Just because the economy is in the doldrums doesn’t mean you can’t ask for a pay raise. Whether or not you get it depends on more than the fact that you are simply being underpaid.
In this environment, most people are happy just to have a job and wouldn’t dream of asking for a salary increase, but career experts say that’s a mistake, especially if you are adding value to the company and aren’t getting compensated for it. “If you are a really good employee, one your manager is going to want to hold on to, they will consider giving you a raise no matter how bad the economy is,” says Susan Heathfield, the guide to human resources for About.com.
According to career experts, while the economy and the job market has languished for the last few years, that is starting to change, putting high performing workers in the driver’s seat when it comes to asking for a raise. Indeed Nancy Kasmar, Practice Lead, Compensation & Benefits Consulting at Washington Employers, says 2013 will likely turn out to be the year of turnover, which means employers are going to have to work to keep their good employees on board.
Know Your Worth

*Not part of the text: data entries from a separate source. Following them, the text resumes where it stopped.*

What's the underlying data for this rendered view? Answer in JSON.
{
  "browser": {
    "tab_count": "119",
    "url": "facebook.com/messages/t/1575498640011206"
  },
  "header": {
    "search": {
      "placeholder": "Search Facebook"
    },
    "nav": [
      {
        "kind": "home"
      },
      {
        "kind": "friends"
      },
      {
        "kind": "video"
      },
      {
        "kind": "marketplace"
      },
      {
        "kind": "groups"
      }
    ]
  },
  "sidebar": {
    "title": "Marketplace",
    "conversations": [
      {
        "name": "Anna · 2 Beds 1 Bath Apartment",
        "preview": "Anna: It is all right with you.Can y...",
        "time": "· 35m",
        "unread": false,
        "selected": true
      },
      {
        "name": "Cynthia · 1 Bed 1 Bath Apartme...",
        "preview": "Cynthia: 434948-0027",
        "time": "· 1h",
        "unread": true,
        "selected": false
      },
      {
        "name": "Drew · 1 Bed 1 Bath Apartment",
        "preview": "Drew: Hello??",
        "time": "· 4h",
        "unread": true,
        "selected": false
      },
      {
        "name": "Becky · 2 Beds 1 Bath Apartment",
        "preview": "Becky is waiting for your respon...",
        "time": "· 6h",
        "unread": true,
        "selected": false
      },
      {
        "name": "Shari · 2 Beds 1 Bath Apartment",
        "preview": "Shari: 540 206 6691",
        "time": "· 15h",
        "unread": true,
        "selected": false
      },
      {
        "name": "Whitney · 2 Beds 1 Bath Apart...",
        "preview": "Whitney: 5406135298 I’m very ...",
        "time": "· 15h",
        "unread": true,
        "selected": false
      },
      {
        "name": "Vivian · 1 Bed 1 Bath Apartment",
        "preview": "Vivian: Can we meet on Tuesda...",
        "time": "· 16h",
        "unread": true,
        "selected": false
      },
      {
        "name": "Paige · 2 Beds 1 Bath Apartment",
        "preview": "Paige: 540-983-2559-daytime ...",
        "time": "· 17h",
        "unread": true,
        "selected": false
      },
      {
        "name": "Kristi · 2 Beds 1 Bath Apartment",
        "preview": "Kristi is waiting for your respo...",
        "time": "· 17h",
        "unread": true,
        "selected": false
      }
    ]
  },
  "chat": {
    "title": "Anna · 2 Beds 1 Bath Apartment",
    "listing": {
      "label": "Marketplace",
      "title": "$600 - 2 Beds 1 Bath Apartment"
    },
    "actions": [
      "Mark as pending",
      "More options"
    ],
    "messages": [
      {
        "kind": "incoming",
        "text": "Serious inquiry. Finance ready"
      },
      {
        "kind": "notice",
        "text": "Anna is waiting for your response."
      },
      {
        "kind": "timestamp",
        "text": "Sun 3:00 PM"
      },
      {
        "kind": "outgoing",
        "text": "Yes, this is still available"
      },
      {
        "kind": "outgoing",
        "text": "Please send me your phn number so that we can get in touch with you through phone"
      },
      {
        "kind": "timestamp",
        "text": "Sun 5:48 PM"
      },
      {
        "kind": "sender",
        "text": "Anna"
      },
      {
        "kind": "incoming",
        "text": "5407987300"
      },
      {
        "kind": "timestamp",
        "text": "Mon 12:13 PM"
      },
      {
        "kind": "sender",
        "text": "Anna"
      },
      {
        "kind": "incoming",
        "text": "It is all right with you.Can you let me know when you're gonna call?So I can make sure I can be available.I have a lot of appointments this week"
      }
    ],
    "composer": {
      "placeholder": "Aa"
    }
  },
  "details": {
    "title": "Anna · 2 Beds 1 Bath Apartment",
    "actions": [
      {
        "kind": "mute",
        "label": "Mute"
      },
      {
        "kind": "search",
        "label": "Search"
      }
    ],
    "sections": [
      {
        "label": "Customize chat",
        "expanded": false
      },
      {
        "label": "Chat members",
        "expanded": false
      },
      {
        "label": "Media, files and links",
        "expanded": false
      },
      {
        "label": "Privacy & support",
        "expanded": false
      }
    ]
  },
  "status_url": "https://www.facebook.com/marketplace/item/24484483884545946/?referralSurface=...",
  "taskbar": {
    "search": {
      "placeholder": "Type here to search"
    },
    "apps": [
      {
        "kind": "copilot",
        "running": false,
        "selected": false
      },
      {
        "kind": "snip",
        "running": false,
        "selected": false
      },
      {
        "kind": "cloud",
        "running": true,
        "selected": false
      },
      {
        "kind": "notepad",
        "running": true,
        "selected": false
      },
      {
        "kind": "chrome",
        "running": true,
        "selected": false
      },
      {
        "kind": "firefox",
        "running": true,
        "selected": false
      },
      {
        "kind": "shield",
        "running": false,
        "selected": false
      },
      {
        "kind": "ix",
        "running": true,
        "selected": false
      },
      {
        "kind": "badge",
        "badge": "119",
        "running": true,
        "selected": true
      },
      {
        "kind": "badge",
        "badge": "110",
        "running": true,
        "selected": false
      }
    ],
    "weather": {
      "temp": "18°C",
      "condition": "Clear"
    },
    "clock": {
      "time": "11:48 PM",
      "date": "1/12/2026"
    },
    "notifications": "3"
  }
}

But before you go charging into your boss’s office demanding a pay hike, you have to do your homework. In order to make a persuasive case you have to confirm you are being underpaid, even if it’s slightly less than others in your position. Beyond that, you have to do some inner soul searching to make sure you are that employee the manager doesn’t want to lose. After all you don’t want to demand a raise if your boss is less than happy with your performance.
Your value could mean different things to different bosses, but signs that you are highly regarded include great reviews, increased responsibilities, leadership roles and even being chosen to mentor other employees. If you fall into that category, it behooves you to hold on to any emails that reflect a job well done and to keep note of the praise you get in the office. That will help you make your argument as to why you should get more money.

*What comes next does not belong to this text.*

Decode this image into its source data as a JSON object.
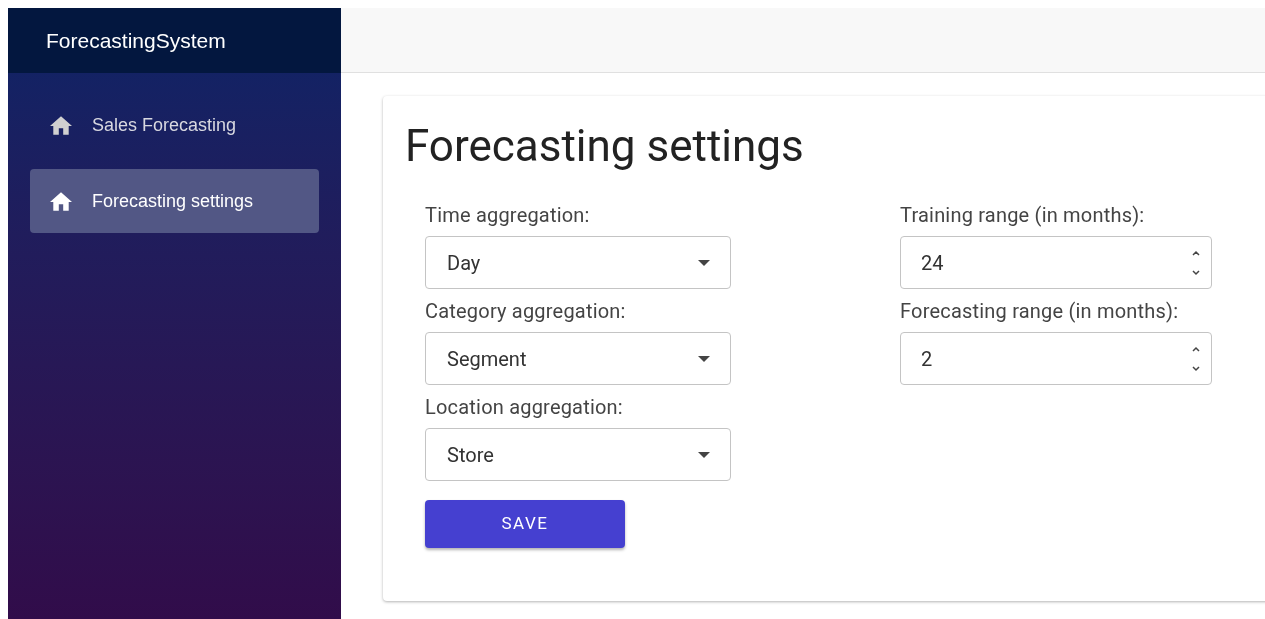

“Most people think about it from the perspective of I’ve been here a year, I’m supposed to get a raise every year. But it’s not true. There’s nothing that says you get a raise each year,” says Tom Gimbel, founder and chief executive of LaSalle Network, a staffing and recruiting company. He says to think of instances when you went beyond your job functions and plan to lay that part out for your boss. For instance, if you are an assistant to an executive, saying you want a raise because you manage the calendar all year isn’t enough. But if you point out you took on the role of another assistant when he or she left and not only planned the office parties, but worked them, you’ll show you’re worth more to the company.
Don’t Wait For Review Time

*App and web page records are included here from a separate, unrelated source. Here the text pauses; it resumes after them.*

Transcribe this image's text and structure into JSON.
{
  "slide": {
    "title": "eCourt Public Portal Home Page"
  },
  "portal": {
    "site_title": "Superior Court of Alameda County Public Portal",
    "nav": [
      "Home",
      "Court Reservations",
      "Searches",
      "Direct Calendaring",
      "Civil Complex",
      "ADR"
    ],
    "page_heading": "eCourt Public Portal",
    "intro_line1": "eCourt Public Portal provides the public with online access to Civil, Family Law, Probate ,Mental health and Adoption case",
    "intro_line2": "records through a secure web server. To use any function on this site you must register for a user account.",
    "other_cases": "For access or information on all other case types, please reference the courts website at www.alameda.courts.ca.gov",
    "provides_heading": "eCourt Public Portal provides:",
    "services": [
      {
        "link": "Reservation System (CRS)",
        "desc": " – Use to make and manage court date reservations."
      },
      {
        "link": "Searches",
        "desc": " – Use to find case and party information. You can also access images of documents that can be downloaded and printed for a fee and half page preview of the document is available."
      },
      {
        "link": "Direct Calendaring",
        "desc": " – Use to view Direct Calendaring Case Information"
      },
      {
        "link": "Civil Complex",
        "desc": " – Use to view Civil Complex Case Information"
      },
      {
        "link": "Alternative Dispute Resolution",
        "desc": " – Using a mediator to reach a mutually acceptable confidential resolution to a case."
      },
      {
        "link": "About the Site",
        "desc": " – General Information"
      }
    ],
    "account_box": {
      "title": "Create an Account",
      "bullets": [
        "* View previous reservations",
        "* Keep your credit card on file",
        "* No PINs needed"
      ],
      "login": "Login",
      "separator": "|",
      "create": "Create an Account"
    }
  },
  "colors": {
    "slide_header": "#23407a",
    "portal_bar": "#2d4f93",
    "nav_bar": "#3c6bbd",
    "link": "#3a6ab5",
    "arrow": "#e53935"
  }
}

How you go about asking for the raise also matters. Heathfield says not to blindside your boss, but instead tell him or her you want to have a meeting to discuss your compensation. Most bosses have bosses they answer to and if you let them know you want to talk about your pay, that will give your boss a chance to discuss it with his or her manager or human resources ahead of the meeting.
What’s more, Heathfield says, is to not wait until review time. It’s better to do it when you come across information that you are being underpaid or not being paid enough for your position. It could also be prompted by going above and beyond on a project or brining in additional revenue for the company. “People ask for raises when they’ve accomplished something and when they’ve done something for the company,” says Heathfield.
Once you’ve got the meeting lined up, it’s time to prepare. That means doing your market research on salaries to ensure you are asking for a reasonable raise. You then need to list your accomplishments or the reasons you feel you deserve the raise. For instance, if you brought in a new client, figure out how much money that’s making the company or if you completed a project, let that be known and how you went above the assignment.
Never give your boss an ultimatum or the sense you will leave the company if you don’t get what you want. Not only is it bad form, but it could backfire if the boss turns down your request and now knows your loyalty is waning. It could mean lost responsibilities and worse, you could end up being passed over for promotions or declined job training. A company isn’t going to want to invest in an employee they think is planning on jumping ship.
At the end of the day, the way to get a raise, if you deserve it and the company isn’t undergoing layoffs or other financial problems, is to make a persuasive case about your value and contributions. ”You’ve got to sell yourself. You’ve got to figure out what the buyer (your boss) is willing to pay for your skills set,” says Gimbel.